Docker image signing:
The most critical part with Docker is the Container image as ultimately the platform is being used to develop and deploy Container images. Docker Container images can be stored either in public or private registry. It is needed to sign Container images so that the client knows that image is coming from a trusted source and that it is not tampered with. Content publisher takes care of signing Container image and pushing it into the registry.
Following are some details on Docker content trust:
- The Docker content trust is an implementation of the Notary open source project. The Notary open source project is based on The Update Framework (TUF) project.
- Docker content trust is enabled with “export DOCKER_CONTENT_TRUST=1”. As of Docker version 1.10, content trust is not enabled by default. In later releases, this will be changed to enable Content trust by default.
- When content trust is enabled, we can pull only signed images. When image is pushed, we need to enter tagging key.
- When content trust is not enabled, both signed and unsigned images can be pulled.
- When the publisher pushes the image for the first time using docker push, there is a need to enter a passphrase for the root key and tagging key. Other keys are generated automatically.
- Docker has also added support for hardware keys using Yubikey and details are available here.
Following is the error we get when content trust is enabled and image is not signed.
$ docker pull smakam/mybusybox Using default tag: latest No trust data for latest
Following output shows Container image being pushed to Docker hub with signing enabled. Since this is not the first time, user is requested to enter only the passphrase for repository key.
$ docker push smakam/mybusybox:v2 The push refers to a repository [docker.io/smakam/mybusybox] a7022f99b0cc: Layer already exists 5f70bf18a086: Layer already exists 9508eff2c687: Layer already exists v2: digest: sha256:8509fa814029e1c1baf7696b36f0b273492b87f59554a33589e1bd6283557fc9 size: 2205 Signing and pushing trust metadata Enter passphrase for repository key with ID 001986b (docker.io/smakam/mybusybox):

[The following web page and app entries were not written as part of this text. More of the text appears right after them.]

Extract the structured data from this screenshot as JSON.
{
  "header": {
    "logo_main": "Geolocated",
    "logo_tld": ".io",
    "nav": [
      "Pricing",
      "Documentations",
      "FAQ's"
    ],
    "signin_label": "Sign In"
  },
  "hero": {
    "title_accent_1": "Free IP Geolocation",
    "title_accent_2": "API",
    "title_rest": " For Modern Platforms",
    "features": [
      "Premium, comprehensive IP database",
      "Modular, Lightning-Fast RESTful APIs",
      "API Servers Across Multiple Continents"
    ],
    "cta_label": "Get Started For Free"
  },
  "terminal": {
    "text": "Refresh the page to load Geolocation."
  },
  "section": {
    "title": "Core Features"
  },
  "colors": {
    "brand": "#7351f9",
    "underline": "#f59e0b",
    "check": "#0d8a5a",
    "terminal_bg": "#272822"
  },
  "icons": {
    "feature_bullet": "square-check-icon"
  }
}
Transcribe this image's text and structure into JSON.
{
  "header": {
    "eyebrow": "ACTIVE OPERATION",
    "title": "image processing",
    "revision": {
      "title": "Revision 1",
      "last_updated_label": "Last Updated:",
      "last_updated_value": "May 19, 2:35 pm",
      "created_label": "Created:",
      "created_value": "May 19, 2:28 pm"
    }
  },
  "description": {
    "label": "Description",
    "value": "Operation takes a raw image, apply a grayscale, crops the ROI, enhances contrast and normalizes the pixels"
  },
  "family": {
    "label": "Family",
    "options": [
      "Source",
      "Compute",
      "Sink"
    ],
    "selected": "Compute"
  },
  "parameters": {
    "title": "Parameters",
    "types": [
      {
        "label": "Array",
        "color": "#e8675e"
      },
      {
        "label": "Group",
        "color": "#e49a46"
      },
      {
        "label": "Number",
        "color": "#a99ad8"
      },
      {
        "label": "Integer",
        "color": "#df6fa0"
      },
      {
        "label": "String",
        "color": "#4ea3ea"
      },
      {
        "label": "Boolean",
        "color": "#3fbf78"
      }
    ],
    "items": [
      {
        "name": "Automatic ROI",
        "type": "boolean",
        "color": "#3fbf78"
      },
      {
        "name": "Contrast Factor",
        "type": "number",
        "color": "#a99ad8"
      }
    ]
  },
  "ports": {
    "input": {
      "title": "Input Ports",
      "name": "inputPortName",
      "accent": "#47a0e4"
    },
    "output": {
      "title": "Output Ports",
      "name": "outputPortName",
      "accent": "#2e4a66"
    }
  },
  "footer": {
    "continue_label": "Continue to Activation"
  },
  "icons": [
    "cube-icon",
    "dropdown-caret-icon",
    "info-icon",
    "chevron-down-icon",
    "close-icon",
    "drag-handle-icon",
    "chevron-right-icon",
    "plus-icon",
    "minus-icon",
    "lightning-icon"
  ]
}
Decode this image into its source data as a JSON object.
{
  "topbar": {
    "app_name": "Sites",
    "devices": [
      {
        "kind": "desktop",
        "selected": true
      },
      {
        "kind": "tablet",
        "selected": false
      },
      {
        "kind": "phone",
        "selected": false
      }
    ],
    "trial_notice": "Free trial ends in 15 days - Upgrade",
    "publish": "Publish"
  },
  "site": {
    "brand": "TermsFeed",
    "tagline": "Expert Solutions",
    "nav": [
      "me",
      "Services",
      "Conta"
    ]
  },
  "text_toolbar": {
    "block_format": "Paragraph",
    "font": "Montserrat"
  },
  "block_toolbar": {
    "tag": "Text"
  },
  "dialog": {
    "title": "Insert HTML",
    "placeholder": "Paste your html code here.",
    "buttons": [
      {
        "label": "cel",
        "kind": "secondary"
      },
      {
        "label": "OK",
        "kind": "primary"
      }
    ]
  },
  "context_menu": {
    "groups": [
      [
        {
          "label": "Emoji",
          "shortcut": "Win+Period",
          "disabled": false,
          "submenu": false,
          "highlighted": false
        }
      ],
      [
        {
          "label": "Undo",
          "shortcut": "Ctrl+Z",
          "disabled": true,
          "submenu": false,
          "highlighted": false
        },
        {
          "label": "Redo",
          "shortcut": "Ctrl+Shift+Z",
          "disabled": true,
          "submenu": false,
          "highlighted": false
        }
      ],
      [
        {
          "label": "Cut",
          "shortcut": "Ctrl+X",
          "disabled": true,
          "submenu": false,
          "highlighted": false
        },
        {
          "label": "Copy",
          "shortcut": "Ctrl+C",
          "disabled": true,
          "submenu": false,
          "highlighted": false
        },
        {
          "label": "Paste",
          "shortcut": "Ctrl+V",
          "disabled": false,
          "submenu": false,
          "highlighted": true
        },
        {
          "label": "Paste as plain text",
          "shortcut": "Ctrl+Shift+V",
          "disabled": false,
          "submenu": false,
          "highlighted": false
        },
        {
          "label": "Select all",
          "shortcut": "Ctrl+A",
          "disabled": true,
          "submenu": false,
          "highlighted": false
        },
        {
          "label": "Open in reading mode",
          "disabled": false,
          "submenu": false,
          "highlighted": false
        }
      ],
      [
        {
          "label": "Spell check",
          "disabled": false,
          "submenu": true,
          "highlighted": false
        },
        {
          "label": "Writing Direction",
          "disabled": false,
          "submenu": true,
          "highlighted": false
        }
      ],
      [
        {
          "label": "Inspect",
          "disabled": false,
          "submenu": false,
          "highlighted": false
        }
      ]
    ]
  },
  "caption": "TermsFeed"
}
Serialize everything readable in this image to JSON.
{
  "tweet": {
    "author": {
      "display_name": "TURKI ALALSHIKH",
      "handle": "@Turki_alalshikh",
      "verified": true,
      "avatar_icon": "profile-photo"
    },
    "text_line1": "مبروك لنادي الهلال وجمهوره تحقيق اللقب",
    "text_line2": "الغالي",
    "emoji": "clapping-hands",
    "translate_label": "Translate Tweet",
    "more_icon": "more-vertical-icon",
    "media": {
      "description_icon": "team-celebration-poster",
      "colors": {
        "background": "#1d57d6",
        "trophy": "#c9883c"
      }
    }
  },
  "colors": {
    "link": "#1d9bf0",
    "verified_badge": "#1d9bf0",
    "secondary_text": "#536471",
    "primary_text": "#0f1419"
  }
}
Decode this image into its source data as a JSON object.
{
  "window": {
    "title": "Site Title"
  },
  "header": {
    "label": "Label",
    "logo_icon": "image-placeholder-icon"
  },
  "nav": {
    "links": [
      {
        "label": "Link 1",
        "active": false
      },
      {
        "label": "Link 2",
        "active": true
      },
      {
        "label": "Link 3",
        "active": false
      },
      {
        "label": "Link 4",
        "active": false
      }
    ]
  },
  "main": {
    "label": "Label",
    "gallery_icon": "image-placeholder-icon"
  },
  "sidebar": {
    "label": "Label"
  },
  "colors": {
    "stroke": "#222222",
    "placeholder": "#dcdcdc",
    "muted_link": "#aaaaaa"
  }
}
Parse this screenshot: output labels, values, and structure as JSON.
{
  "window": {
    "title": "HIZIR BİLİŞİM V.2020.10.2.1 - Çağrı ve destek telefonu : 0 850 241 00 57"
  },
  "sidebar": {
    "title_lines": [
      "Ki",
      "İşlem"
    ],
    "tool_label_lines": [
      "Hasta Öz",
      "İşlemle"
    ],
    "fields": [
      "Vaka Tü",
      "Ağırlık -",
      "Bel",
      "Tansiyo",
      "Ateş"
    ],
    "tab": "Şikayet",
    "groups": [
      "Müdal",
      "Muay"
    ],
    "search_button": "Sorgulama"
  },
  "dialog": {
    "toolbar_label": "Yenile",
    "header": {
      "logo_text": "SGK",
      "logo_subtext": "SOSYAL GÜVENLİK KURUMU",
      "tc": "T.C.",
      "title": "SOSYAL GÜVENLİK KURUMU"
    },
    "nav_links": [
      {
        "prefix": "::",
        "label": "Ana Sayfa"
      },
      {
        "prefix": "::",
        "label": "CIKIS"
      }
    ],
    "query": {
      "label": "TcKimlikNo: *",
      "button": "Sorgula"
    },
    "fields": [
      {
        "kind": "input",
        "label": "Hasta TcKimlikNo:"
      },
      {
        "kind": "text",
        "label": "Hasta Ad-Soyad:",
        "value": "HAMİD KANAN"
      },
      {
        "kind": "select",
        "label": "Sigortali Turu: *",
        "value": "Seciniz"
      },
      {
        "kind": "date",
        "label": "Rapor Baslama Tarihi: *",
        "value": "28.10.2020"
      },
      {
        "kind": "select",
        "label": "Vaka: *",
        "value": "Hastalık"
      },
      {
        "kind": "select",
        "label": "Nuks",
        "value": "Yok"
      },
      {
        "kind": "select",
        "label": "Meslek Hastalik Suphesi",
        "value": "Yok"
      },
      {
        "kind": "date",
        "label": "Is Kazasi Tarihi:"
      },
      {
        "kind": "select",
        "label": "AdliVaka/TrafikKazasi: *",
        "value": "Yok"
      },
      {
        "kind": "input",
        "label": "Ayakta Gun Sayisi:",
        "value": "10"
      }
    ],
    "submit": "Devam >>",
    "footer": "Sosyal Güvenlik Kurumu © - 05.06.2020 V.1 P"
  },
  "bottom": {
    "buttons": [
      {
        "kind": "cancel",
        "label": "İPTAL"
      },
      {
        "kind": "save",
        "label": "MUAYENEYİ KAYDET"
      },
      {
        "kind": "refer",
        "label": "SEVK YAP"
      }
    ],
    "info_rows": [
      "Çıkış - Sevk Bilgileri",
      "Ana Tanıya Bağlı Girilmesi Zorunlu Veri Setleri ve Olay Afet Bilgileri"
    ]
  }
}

It is needed to store root key, repository key as well as passphrase in a safe place. Following command can be used to take backup of private keys:
tar -zcvf private_keys_backup.tar.gz ~/.docker/trust/private
When I changed Docker host, I had to move the root keys and repository keys to operate from the new host.
Container image scanning:
Docker recently introduced a project called Nautilus that scans Container images for vulnerabilities. Nautilus is not yet officially released. Following are some details on Nautilus:
- The initial goal is to scan official Docker images in Docker hub. It will be extended later to private images, Docker trusted registry and private registry.
- In addition to checking image security, license check and dependency check are other features targeted as part of Nautilus.
- Image security is done by scanning each image layer in Dockerfile and comparing with vulnerability repository.
- Nautilus is useful for both content publisher and user.
- Nautilus plans to pro-actively give notifications to both the publisher and user of Container images.
Docker trusted registry:
Docker trusted registry (DTR) is a paid service from Docker that gives few additional features compared to Docker hub like:
- On-premise registry, more secure
- Role based access control
- Integration with ldap and active directory
- Gives health and score card
DTR is a paid service. For folks who don’t want to use Docker hub or DTR, they can use open source project docker registry 2.0. It is necessary to use TLS between Docker engine and Docker registry irrespective of the type of registry being used.
In this Docker security series, we covered different aspects of Docker security as well as best practices in using them. There are more Docker security enhancements planned in release 1.11 and beyond.